Girl, 12, Died Of Septicaemia After 'Doctors Were Too Busy To Do Routine Blood Tests'

Girl, 12, Died Of Septicaemia After 'Doctors Were Too Busy To Do Routine Blood Tests'

Manchester Evening News

Emma Stones, 12, died after doctors failed to carry out routine blood tests because they were too busy, an inquest was told.

Emma was admitted to Tameside General Hospital in Greater Manchester with flu-like symptoms but contracted a bacterial infection which led to septicaemia.

She died from the blood poisoning 16 hours after she was admitted to the hospital.

The inquest heard how there was a catalogue of errors in the lead-up to her death.

Coroner John Pollard criticised the lack of urgency and co-ordination in her care, but he said he could not be sure that earlier intervention would have saved her.

The hearing was told:

Emma's blood pressure was never taken as it should have been under hospital policy;

A junior doctor wanted to take a blood sample but a senior registrar was too busy to help;

A team of three nurses failed to regularly monitor her throughout the night - she should have been observed every four hours;

One nurse was suspended as a result and later received a warning after an internal disciplinary hearing;

Two other nurses will now be made subject of extra training in observations

A series of policy changes have been implemented at the hospital as a result of Emma's death.

Mr Pollard said the issues amounted to 'inertia' on the part of staff.

Manchester Evening News

Emma, a pupil at Cromwell High in Tameside, was diagnosed with cerebral palsy at birth.
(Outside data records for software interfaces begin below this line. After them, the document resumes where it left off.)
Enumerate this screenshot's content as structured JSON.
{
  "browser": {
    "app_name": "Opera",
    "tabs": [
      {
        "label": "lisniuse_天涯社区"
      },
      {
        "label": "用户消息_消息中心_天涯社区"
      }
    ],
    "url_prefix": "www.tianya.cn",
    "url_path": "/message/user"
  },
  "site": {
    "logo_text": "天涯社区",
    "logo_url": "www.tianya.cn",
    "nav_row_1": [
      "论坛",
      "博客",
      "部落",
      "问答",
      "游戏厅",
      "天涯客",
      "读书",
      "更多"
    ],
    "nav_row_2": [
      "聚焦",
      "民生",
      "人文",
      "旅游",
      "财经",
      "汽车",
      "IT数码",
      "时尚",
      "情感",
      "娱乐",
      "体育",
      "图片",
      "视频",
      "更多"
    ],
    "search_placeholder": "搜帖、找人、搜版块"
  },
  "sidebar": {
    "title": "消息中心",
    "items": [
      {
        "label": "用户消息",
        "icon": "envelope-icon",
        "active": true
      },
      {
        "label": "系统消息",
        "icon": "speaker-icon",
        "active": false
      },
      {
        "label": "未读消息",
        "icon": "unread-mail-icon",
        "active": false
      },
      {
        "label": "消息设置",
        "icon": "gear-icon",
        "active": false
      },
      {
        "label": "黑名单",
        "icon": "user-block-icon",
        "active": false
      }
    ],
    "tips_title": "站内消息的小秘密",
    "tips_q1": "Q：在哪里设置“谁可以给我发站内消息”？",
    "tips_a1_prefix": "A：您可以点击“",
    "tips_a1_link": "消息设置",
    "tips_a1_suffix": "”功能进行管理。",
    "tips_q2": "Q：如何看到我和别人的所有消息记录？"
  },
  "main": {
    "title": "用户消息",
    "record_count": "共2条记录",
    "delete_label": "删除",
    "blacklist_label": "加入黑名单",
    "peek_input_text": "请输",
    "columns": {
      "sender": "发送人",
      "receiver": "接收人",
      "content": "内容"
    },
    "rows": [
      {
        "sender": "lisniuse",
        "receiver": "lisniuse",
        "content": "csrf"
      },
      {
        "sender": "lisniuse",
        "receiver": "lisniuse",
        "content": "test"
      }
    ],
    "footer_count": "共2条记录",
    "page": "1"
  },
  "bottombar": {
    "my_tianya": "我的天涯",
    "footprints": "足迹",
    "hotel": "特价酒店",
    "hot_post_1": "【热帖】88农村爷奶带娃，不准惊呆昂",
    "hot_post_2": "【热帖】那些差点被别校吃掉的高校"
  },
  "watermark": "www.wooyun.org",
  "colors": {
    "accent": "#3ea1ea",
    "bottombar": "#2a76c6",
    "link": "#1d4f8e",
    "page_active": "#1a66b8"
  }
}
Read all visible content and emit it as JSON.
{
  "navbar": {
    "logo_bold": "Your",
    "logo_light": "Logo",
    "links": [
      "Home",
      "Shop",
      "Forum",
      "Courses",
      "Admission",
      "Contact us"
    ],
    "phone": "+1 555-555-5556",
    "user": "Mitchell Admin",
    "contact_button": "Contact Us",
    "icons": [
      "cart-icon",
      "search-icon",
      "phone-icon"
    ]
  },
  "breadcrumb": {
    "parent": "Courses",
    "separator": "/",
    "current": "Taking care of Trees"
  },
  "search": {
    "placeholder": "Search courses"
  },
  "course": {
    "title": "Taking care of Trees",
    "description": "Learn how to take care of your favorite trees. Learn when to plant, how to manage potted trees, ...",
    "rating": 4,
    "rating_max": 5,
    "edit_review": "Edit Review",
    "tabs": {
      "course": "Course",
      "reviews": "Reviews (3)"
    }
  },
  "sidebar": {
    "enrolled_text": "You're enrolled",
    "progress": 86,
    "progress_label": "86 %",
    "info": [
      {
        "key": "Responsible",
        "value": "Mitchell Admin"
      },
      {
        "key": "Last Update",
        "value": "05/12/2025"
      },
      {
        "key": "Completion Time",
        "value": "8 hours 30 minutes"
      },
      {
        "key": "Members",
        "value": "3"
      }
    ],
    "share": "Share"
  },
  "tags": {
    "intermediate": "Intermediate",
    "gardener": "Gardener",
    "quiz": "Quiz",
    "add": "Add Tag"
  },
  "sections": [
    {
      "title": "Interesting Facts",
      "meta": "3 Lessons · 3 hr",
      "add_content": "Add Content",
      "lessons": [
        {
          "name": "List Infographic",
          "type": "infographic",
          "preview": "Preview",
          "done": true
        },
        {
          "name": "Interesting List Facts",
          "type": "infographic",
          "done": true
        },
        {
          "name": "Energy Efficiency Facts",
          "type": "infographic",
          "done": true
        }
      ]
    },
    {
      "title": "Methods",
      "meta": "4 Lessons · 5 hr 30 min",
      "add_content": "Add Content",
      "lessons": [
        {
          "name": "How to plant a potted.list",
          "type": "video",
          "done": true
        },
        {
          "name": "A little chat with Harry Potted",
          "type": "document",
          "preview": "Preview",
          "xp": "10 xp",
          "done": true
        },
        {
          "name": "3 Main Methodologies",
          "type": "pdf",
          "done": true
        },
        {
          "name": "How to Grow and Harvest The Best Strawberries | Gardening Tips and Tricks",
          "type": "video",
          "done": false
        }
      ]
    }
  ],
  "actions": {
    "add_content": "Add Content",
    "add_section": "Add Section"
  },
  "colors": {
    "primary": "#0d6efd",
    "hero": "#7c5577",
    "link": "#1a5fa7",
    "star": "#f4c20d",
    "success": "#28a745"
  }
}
She leaves behind her twin sister, Christina, and parents Mike Stones and Tracey Futcher.

Doctors said she was stable before her condition deteriorated without warning.

Emma, who suffered health problems throughout her life, was taken to hospital on the advice of community nurses on Sunday, February 6 2011.

The hearing was told how junior doctor Dr Kayleigh Hughes wanted to take a sample of her blood and asked for help.

But a senior registrar was too busy to carry out the test due to his workload, the inquest heard.

There was nothing to indicate that Emma was seriously ill, but her heart rate increased five hours after her admission.

The inquest was also told that key information about what treatment Emma might have needed was not included on a handover note when staff changed shifts.

Emma's condition deteriorated and she had a heart attack at around 8.15am the following Monday morning.

Tests ruled she contracted an infection, group A streptococcus, which led to septicaemia, or blood poisoning. If untreated, it develops into septic shock, where blood pressure drops and organs fail.

Children's services matron Wendy Hulse said changes to nursing policies had been made.

The inquest heard that doctors' notes will now be reviewed with regard to their content, not just their dating and signing.

Detailed changes to staff shift handover arrangements are also being made.

Philip Dylak, director of nursing at Tameside Hospital NHS Foundation Trust, said: 'While it would not be appropriate for the hospital to comment on the details until the coroner has reached his verdict, we would wish to express our deepest sympathies to the family of Emma Stones at this very difficult time.'

The inquest will resume on March 6, where Mr Pollard is due to reveal his findings.